A Song of Ice and FireThese books are dense, filled with many characters and crossing story lines, but I’m totally hooked. A Song of Ice and Fire (known some by as the A Game of Thrones series) by George R.R. Martin is one of my favorites. I’ll be honest; while reading the first book I wasn’t sure I wanted to continue. The size and complexity can be daunting and I had a hard time keeping up with the range of characters and how quickly the scenes switched between each, but as I’ve gotten more involved in the story, the more I enjoy it.

Martin has done an excellent job of creating a range of characters that readers love and hate, because a good story must have both. His complex plot twists completely blow me away and I find my jaw dropping at the way he can ruthlessly kill off characters without warning.

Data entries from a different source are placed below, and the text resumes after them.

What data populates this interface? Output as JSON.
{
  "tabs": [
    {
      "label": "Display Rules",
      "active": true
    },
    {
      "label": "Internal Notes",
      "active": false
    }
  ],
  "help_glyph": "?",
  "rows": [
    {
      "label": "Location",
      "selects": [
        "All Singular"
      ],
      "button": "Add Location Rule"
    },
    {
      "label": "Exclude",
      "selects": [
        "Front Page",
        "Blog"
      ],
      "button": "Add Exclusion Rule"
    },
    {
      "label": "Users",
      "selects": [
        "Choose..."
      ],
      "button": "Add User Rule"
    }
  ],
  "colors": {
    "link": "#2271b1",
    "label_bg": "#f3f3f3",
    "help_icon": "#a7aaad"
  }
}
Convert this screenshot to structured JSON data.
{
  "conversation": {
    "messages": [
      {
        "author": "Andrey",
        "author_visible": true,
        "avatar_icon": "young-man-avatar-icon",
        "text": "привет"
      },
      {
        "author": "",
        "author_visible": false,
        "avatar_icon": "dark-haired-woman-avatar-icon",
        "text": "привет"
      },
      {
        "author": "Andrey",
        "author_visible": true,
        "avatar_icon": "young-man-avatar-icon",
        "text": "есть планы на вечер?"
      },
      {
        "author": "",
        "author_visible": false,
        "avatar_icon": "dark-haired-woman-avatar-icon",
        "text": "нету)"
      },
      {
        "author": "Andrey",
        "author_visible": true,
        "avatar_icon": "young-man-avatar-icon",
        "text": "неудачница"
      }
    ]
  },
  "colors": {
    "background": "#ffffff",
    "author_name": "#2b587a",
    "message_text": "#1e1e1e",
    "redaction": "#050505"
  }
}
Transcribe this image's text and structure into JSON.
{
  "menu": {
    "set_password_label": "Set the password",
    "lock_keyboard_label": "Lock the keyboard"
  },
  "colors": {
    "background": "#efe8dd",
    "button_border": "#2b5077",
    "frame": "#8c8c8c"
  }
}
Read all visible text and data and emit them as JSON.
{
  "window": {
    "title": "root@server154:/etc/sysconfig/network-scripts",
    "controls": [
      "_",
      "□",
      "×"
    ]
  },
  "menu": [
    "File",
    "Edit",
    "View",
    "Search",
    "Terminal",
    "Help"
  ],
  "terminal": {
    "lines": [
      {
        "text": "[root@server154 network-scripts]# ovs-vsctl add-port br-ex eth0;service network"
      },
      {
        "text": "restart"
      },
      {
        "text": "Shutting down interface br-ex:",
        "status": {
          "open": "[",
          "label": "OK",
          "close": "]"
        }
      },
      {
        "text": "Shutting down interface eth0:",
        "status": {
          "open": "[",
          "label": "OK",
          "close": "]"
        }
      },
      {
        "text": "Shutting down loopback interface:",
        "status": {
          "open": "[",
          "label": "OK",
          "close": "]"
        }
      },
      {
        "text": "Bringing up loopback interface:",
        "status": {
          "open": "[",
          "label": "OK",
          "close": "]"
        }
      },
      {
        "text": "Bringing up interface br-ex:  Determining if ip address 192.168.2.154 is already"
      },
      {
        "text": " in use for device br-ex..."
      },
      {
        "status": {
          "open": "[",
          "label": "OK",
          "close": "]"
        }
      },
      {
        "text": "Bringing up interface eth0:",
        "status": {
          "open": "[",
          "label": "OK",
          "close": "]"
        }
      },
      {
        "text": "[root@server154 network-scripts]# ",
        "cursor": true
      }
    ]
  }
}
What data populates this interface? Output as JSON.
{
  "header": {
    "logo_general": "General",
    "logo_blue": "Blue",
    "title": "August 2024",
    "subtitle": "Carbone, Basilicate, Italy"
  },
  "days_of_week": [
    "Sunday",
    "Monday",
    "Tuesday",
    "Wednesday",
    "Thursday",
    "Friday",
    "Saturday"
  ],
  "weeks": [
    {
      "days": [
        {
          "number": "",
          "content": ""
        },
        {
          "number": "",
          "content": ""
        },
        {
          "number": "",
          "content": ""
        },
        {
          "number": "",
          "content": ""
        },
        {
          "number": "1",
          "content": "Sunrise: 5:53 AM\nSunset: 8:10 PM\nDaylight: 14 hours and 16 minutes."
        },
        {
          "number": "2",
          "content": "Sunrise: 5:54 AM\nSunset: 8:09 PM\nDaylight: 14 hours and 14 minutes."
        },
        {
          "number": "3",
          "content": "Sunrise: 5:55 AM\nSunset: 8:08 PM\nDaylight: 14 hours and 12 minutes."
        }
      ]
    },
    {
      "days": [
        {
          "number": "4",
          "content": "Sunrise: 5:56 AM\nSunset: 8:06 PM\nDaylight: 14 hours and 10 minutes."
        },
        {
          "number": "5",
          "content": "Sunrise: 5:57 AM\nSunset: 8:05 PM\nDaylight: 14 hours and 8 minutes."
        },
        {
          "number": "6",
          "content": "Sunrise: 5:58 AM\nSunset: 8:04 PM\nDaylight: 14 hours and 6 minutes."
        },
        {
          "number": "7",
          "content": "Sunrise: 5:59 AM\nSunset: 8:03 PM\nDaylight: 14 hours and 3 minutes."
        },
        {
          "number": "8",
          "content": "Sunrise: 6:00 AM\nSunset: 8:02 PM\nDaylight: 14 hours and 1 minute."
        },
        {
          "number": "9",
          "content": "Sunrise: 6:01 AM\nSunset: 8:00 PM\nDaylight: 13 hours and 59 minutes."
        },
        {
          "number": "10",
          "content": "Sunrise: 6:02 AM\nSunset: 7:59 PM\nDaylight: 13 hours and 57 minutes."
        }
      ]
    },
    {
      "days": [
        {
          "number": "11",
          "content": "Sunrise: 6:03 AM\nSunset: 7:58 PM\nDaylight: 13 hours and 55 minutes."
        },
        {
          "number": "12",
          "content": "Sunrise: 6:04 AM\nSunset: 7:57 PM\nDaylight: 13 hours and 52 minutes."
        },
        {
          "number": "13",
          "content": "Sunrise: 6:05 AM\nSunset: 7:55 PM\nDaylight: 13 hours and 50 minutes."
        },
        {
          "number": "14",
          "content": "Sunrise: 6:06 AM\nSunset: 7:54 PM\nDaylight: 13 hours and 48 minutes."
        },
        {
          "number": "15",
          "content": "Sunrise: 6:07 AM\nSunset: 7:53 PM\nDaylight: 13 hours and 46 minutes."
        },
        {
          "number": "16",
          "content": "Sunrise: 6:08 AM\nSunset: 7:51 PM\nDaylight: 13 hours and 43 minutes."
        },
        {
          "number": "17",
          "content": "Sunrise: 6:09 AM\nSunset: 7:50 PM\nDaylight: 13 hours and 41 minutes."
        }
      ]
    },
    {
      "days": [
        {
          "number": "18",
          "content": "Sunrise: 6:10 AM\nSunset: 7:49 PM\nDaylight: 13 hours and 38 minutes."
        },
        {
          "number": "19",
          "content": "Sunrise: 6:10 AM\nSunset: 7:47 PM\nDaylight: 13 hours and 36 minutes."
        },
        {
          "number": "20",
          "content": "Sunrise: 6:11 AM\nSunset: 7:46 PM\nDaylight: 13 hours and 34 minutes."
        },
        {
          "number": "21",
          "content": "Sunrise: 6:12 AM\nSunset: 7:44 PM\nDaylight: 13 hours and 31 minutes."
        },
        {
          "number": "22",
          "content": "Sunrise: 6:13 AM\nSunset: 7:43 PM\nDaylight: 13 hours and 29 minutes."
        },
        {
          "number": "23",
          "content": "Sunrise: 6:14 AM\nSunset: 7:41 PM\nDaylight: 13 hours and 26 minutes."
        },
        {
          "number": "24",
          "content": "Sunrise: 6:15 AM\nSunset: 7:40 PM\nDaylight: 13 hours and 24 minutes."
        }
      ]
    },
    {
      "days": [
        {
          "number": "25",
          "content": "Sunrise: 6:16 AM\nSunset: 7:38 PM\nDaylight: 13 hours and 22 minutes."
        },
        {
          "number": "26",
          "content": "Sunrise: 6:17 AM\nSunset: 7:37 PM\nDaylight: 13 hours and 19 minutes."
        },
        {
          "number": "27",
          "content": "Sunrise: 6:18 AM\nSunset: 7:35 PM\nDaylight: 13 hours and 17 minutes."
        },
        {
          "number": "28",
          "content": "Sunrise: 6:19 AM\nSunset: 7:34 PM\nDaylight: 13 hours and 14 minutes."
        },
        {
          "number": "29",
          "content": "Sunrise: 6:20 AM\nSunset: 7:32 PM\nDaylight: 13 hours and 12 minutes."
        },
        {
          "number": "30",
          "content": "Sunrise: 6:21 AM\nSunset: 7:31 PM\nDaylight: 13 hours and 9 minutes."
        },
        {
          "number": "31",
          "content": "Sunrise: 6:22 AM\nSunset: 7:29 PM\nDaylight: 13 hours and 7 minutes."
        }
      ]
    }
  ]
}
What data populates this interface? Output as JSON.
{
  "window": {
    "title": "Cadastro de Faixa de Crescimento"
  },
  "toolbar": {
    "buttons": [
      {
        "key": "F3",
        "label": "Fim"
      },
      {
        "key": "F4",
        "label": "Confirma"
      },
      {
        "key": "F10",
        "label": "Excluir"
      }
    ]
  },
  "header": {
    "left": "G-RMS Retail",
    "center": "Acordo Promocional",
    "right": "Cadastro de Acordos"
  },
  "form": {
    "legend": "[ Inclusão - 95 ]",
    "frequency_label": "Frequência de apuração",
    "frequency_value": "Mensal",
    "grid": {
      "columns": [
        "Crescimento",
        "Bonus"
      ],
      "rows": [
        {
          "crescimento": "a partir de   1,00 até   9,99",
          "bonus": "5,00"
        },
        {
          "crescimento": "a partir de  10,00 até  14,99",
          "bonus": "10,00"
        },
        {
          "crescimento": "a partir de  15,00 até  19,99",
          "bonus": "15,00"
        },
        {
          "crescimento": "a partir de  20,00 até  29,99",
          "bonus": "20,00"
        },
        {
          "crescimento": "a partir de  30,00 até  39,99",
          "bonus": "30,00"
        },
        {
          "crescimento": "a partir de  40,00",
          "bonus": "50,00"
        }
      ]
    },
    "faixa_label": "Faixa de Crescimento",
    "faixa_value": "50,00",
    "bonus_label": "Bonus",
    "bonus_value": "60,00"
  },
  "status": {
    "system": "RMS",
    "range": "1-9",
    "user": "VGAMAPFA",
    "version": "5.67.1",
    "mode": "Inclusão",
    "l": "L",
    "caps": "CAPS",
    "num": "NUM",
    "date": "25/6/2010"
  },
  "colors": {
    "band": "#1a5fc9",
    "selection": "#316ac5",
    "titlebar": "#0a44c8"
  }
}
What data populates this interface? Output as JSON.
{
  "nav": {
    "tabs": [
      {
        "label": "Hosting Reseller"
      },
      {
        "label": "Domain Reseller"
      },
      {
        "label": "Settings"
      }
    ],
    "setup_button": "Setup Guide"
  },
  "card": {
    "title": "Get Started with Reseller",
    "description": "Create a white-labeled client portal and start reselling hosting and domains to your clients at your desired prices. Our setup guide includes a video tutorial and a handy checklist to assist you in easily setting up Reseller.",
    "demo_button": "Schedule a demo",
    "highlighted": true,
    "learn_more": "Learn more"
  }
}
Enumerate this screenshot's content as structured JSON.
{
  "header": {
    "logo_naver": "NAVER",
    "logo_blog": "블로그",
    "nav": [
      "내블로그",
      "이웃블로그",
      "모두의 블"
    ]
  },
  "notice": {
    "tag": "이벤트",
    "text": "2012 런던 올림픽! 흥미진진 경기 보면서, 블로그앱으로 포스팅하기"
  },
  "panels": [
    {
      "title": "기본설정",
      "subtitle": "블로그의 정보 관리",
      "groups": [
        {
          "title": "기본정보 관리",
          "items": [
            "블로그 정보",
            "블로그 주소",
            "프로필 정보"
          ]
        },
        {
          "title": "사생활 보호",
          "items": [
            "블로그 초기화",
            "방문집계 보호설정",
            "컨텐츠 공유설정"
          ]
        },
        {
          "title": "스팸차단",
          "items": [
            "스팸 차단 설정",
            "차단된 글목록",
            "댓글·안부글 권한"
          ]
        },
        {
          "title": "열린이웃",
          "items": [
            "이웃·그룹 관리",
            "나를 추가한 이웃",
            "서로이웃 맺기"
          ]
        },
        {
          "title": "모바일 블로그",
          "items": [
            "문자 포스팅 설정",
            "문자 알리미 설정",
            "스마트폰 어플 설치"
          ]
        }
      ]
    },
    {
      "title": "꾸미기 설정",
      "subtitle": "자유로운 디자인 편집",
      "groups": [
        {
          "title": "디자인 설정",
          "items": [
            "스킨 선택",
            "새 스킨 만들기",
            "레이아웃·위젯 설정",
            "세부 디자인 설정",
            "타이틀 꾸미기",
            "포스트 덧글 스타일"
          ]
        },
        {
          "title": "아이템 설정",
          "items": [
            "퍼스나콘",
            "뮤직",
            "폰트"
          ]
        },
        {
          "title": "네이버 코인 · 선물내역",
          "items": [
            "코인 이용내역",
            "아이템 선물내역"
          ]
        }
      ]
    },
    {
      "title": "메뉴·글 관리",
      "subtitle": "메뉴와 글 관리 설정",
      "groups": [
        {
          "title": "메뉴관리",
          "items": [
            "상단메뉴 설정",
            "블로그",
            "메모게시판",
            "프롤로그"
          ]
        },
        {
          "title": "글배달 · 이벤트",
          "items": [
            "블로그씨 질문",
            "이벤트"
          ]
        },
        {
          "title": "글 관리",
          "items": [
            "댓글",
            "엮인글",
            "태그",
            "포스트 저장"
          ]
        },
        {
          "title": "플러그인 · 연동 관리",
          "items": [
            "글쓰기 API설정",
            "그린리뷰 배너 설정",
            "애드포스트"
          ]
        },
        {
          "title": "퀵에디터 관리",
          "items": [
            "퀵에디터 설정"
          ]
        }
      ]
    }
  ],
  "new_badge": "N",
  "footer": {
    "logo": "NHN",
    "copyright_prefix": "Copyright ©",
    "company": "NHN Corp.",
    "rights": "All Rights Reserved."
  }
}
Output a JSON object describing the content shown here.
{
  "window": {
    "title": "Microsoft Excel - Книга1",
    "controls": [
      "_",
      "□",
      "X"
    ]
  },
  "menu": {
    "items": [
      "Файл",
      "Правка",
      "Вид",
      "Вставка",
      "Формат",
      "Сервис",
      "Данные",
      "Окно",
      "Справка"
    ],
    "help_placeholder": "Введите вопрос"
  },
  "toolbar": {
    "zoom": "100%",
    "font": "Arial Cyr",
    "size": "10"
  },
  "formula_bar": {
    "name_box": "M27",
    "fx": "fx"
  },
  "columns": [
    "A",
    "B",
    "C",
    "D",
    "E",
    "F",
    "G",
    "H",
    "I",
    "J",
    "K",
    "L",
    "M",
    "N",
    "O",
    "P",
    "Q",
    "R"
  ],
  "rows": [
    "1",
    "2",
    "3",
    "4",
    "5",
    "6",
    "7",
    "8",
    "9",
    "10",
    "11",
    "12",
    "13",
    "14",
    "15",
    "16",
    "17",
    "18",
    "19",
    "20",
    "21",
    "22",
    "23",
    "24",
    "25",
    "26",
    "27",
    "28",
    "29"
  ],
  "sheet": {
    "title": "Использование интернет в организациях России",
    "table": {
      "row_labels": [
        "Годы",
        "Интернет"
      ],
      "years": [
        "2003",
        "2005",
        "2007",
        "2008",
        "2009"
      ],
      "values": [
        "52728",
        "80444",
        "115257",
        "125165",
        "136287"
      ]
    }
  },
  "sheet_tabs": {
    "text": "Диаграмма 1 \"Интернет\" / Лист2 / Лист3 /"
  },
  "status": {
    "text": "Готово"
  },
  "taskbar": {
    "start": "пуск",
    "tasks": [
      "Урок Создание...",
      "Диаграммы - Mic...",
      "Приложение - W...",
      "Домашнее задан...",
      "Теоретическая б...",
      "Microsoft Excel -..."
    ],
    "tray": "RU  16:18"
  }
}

I have my favorites (Tyrion Lannister, Jon Snow, and Daenerys Targaryen) and on the other hand, the characters that I can’t stand including Cersei and Joffrey Lannister along with the sketchy Petyr Baelish.

Taking a turn away from the books, I also watch the TV series A Game of Thrones. While I prefer the books and the depth with which they go into, I do think that the show has done a good job bringing the story alive and spreading it to a wider audience.

If you have a chance to start A Song of Ice and Fire, I really recommend it. Even though it might not seem like it, the story moves beyond the confusion and definitely gets into the good stuff! When I read, and enjoy, a book over 1000 pages, you know it must be good!